    I had always wanted to learn to fly. After I got my own pilot’s license in 2013, I opened a flight school to help more people get up in the air.

    Lots of different kinds of people come through my school, from railroaders to coal miners to the owner of a small lawn and garden company. We are also working to get kids interested in and involved in aviation. There is a growing demand for pilots, and it’s important to get our young people in the pipeline for inspiring careers in aviation.

    While my business involves helping others learn to fly, aviation also serves me in other ways. The mountainous landscape of Southern West Virginia means that it often takes a lot of time to get places in a car, and time spent driving to and from meetings was time I couldn’t use to get other work done. Flying allows me to turn what would be a six-hour drive into an hour flight, or a two-day trip into an afternoon.

    And my business is far from alone — general aviation helps businesses of all sizes increase productivity and stay competitive.

    In West Virginia alone, general aviation supports 5,300 jobs and contributes over $1 billion annually to the state’s total economic output.

    In addition to economic impact, general aviation provides a lifeline to communities by facilitating services like firefighting, disaster relief and medical care. Mercer County Airport, where my school is based, served as a fueling station and temporary base for helicopters from Appalachian Power this year and helped them service power lines in our area.

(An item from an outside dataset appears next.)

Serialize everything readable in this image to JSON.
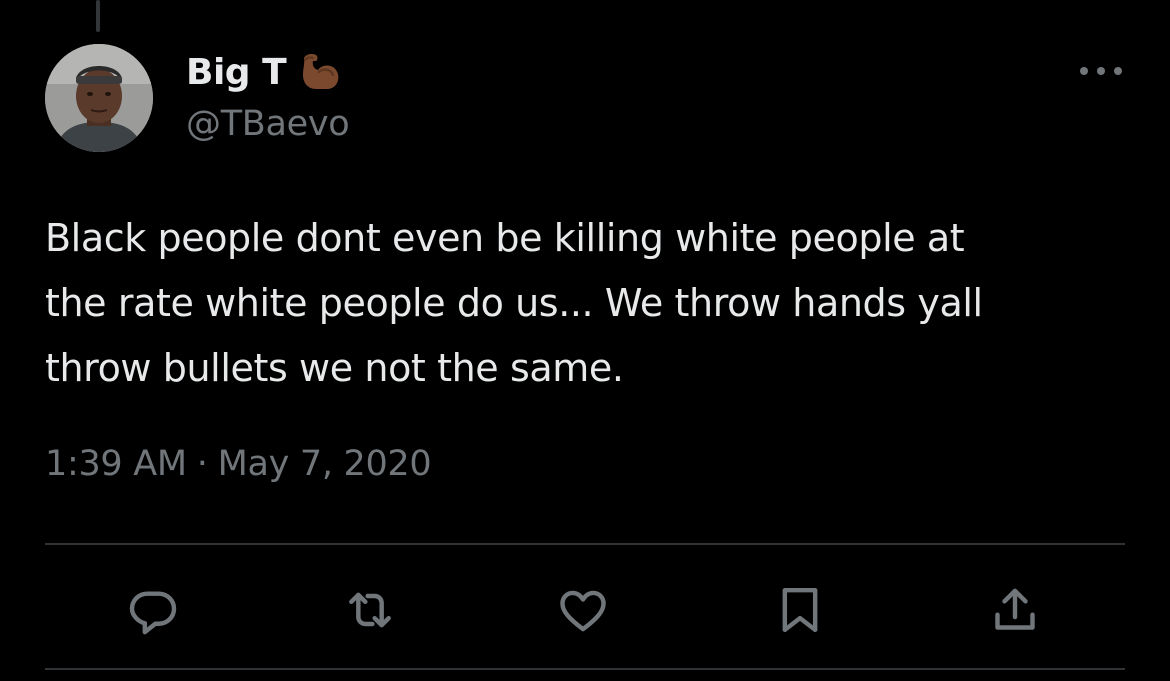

    Unfortunately, there are many people who still do not realize what an important lifeline these airports and aircraft are to small businesses and communities. Some on Capitol Hill are pushing a proposal that would privatize our national air traffic control system and impose harmful new taxes and user fees. This proposal would likely concentrate power, funding and access around only the biggest, commercial airports. And with new user fees, many small businesses like mine would get hurt.

    General aviation and local airports are vital to West Virginia’s economy, help support critical services to our communities and open the door to great careers. Let’s make sure we continue to support and protect this important lifeline to businesses and communities of all sizes.

    Jason Howerton owns Paramount Aviation, in Bluefield.